Jewish residents, Israeli police and local Arabs are coming together in this highly contentious area in an effort to restore and repair the city to its undefiled state, before anti-Semitic and anti-Muslim graffiti came to be one of its most notable traits, Israel’s Hebrew daily Maariv reported.

Following the barrage of Arab attacks in 2001, which reached its peak when an Arab sniper killed 10-month-old infant Shalhevet Pass at the entrance to Hevron’s Avraham Avinu neighborhood, the Israeli political and military leadership decided to isolate the Jewish community and close Arab shops in an effort to safeguard the small Jewish population from the continuous onslaught.

In the proceeding years, graffiti, against Jews and Muslims alike, has come to conceal the beauty and allure of the ancient city and area surrounding the Cave of the Patriarchs.

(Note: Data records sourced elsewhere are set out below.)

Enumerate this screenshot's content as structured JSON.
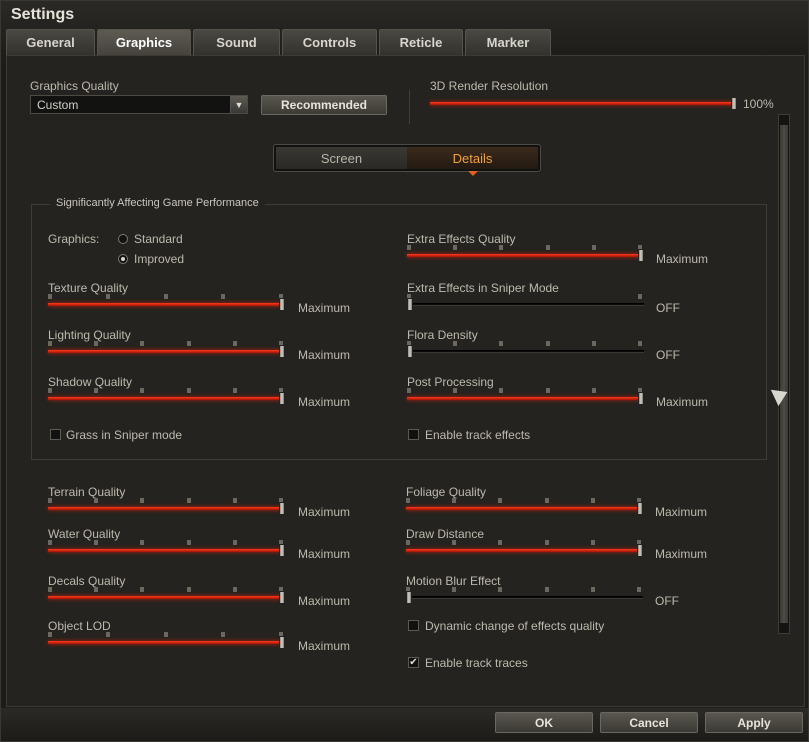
{
  "window": {
    "title": "Settings"
  },
  "tabs": [
    "General",
    "Graphics",
    "Sound",
    "Controls",
    "Reticle",
    "Marker"
  ],
  "active_tab": "Graphics",
  "quality": {
    "label": "Graphics Quality",
    "value": "Custom",
    "recommended_label": "Recommended"
  },
  "render": {
    "label": "3D Render Resolution",
    "value_text": "100%",
    "level": 1.0
  },
  "subtabs": {
    "screen": "Screen",
    "details": "Details"
  },
  "group": {
    "title": "Significantly Affecting Game Performance",
    "graphics_label": "Graphics:",
    "standard": "Standard",
    "improved": "Improved",
    "selected": "Improved",
    "grass_sniper": "Grass in Sniper mode",
    "grass_sniper_checked": false,
    "track_effects": "Enable track effects",
    "track_effects_checked": false
  },
  "sliders": {
    "texture": {
      "label": "Texture Quality",
      "value": "Maximum",
      "level": 1.0
    },
    "lighting": {
      "label": "Lighting Quality",
      "value": "Maximum",
      "level": 1.0
    },
    "shadow": {
      "label": "Shadow Quality",
      "value": "Maximum",
      "level": 1.0
    },
    "extra_effects": {
      "label": "Extra Effects Quality",
      "value": "Maximum",
      "level": 1.0
    },
    "extra_sniper": {
      "label": "Extra Effects in Sniper Mode",
      "value": "OFF",
      "level": 0.0
    },
    "flora": {
      "label": "Flora Density",
      "value": "OFF",
      "level": 0.0
    },
    "post": {
      "label": "Post Processing",
      "value": "Maximum",
      "level": 1.0
    },
    "terrain": {
      "label": "Terrain Quality",
      "value": "Maximum",
      "level": 1.0
    },
    "water": {
      "label": "Water Quality",
      "value": "Maximum",
      "level": 1.0
    },
    "decals": {
      "label": "Decals Quality",
      "value": "Maximum",
      "level": 1.0
    },
    "object_lod": {
      "label": "Object LOD",
      "value": "Maximum",
      "level": 1.0
    },
    "foliage": {
      "label": "Foliage Quality",
      "value": "Maximum",
      "level": 1.0
    },
    "draw_distance": {
      "label": "Draw Distance",
      "value": "Maximum",
      "level": 1.0
    },
    "motion_blur": {
      "label": "Motion Blur Effect",
      "value": "OFF",
      "level": 0.0
    }
  },
  "checks": {
    "dynamic": {
      "label": "Dynamic change of effects quality",
      "checked": false
    },
    "track_traces": {
      "label": "Enable track traces",
      "checked": true
    }
  },
  "footer": {
    "ok": "OK",
    "cancel": "Cancel",
    "apply": "Apply"
  }
}
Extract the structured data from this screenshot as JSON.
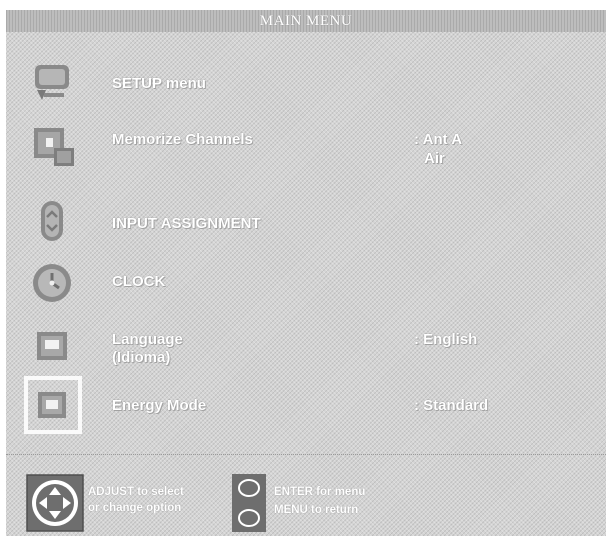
{
  "header": {
    "title": "MAIN MENU"
  },
  "menu": {
    "items": [
      {
        "label": "SETUP menu",
        "icon": "tv-setup-icon"
      },
      {
        "label": "Memorize Channels",
        "value_line1": ": Ant A",
        "value_line2": "Air",
        "icon": "memorize-channels-icon"
      },
      {
        "label": "INPUT ASSIGNMENT",
        "icon": "input-assignment-icon"
      },
      {
        "label": "CLOCK",
        "icon": "clock-icon"
      },
      {
        "label": "Language",
        "label_line2": "(Idioma)",
        "value_line1": ": English",
        "icon": "language-icon"
      },
      {
        "label": "Energy Mode",
        "value_line1": ": Standard",
        "icon": "energy-mode-icon",
        "selected": true
      }
    ]
  },
  "footer": {
    "adjust_line1": "ADJUST to select",
    "adjust_line2": "or  change option",
    "enter_line": "ENTER for menu",
    "menu_line": "MENU  to  return",
    "icons": [
      "dpad-icon",
      "enter-button-icon",
      "menu-button-icon"
    ]
  },
  "colors": {
    "background": "#d4d4d4",
    "title_bar": "#bdbdbd",
    "text": "#ffffff",
    "icon_dark": "#7a7a7a"
  }
}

Most of the graffiti appears on David Hamelech Street, the main street in Hevron adjacent to the Jewish community. Among the slogans appearing on almost every wall or storefront are “Death to the Jews,” “Stop the Occupation,” and various other expletives in Arabic, English and Hebrew.

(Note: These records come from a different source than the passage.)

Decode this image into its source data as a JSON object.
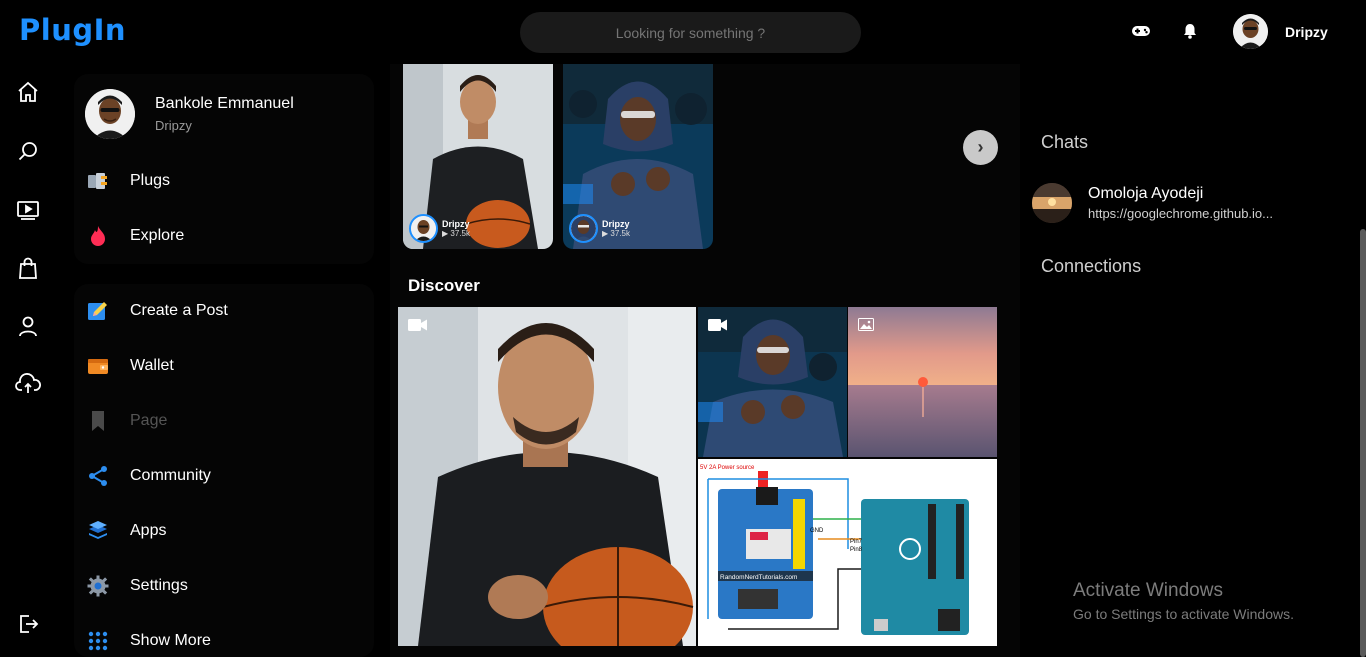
{
  "app": {
    "logo": "PlugIn"
  },
  "search": {
    "placeholder": "Looking for something ?"
  },
  "header": {
    "username": "Dripzy"
  },
  "profile": {
    "name": "Bankole Emmanuel",
    "handle": "Dripzy"
  },
  "sidebar": {
    "top_items": [
      {
        "label": "Plugs",
        "icon": "plugs-icon"
      },
      {
        "label": "Explore",
        "icon": "flame-icon"
      }
    ],
    "items": [
      {
        "label": "Create a Post",
        "icon": "edit-icon"
      },
      {
        "label": "Wallet",
        "icon": "wallet-icon"
      },
      {
        "label": "Page",
        "icon": "bookmark-icon",
        "disabled": true
      },
      {
        "label": "Community",
        "icon": "share-nodes-icon"
      },
      {
        "label": "Apps",
        "icon": "layers-icon"
      },
      {
        "label": "Settings",
        "icon": "gear-icon"
      },
      {
        "label": "Show More",
        "icon": "grid-dots-icon"
      }
    ]
  },
  "stories": [
    {
      "name": "Dripzy",
      "views": "37.5k"
    },
    {
      "name": "Dripzy",
      "views": "37.5k"
    }
  ],
  "discover": {
    "title": "Discover"
  },
  "diagram_texts": {
    "title": "5V 2A Power source",
    "credit": "RandomNerdTutorials.com",
    "gnd": "GND",
    "pin7": "Pin7",
    "pin8": "Pin8"
  },
  "right_panel": {
    "chats_title": "Chats",
    "chat": {
      "name": "Omoloja Ayodeji",
      "message": "https://googlechrome.github.io..."
    },
    "connections_title": "Connections"
  },
  "watermark": {
    "line1": "Activate Windows",
    "line2": "Go to Settings to activate Windows."
  },
  "colors": {
    "accent": "#1e90ff",
    "background": "#000000",
    "card": "#050505"
  }
}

However, ten months ago, when Barak Arusi was appointed to lead the police unit in charge of the area surrounding the Jewish holy site, he avowed, as one of his first projects in his new post, to initiate a campaign to cleanse the city, according to Maariv.

He then turned to Noam Arnon, a leader of the Jewish settlement in Hevron, and the two enlisted the help of the local Jewish residents to paint adjacent shops and stores that had been defaced.

After it became apparent that the paint was being supplied by Israel, the Arabs residents agreed to join the process, realizing that their shops—some of which are still in operation-- would benefit from the project as well.

In recent weeks, the Hevron police, together with professionals, cleaned, painted and polished the city.  

Incidentally, a number of European radical left-wing activists have managed to vandalize some new doors, which were then repainted in only one day.

"One of the things I learned in the army is that when a place is clean and orderly, there is a decline in violence,” Arusi told the Hebrew daily. “I definitely believe that dirt and vandalism awaken the violent instincts in people and stimulate incitement.”

“I hope that the cleaning operation will help in creating a sense of calm in the city,” he added.